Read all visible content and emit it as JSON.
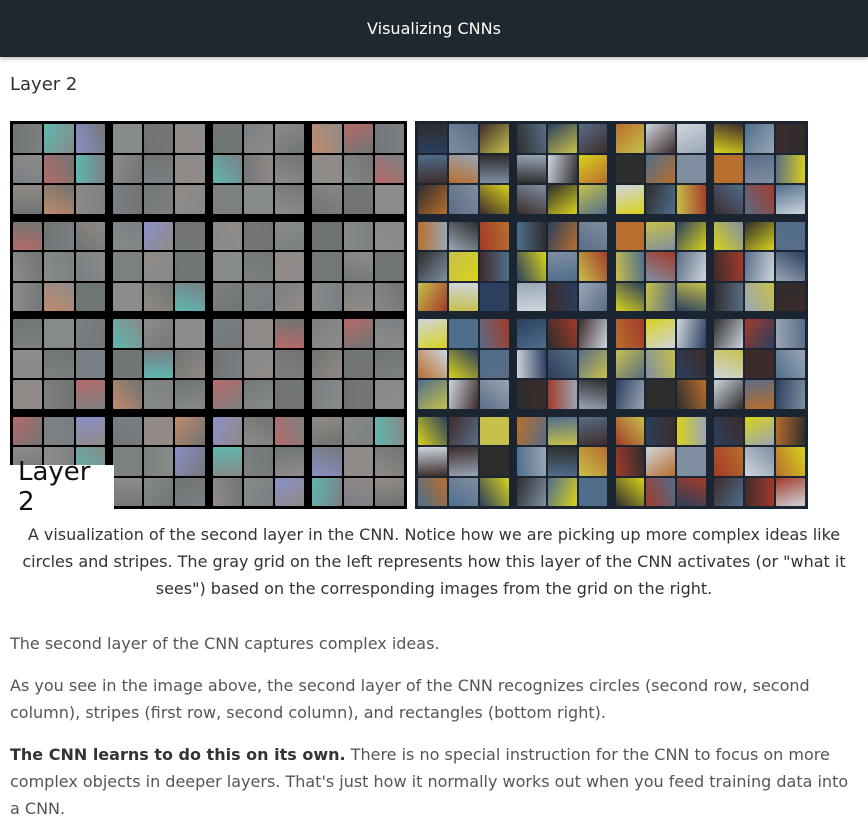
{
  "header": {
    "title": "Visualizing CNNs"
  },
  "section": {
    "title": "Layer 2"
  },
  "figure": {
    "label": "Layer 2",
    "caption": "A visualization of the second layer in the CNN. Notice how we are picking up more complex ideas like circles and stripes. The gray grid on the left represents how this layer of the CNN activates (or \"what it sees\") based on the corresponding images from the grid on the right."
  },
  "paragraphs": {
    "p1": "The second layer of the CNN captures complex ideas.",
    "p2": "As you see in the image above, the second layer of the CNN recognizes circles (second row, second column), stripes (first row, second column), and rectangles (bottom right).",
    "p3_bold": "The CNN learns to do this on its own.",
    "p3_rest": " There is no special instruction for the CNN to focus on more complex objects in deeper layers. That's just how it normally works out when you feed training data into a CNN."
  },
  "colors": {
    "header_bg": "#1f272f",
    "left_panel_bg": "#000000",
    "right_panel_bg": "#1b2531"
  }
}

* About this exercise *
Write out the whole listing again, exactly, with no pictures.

* Solution below *
Read all visible content and emit it as JSON.
{
  "header": {
    "title": "Visualizing CNNs"
  },
  "section": {
    "title": "Layer 2"
  },
  "figure": {
    "label": "Layer 2",
    "caption": "A visualization of the second layer in the CNN. Notice how we are picking up more complex ideas like circles and stripes. The gray grid on the left represents how this layer of the CNN activates (or \"what it sees\") based on the corresponding images from the grid on the right."
  },
  "paragraphs": {
    "p1": "The second layer of the CNN captures complex ideas.",
    "p2": "As you see in the image above, the second layer of the CNN recognizes circles (second row, second column), stripes (first row, second column), and rectangles (bottom right).",
    "p3_bold": "The CNN learns to do this on its own.",
    "p3_rest": " There is no special instruction for the CNN to focus on more complex objects in deeper layers. That's just how it normally works out when you feed training data into a CNN."
  },
  "colors": {
    "header_bg": "#1f272f",
    "left_panel_bg": "#000000",
    "right_panel_bg": "#1b2531"
  }
}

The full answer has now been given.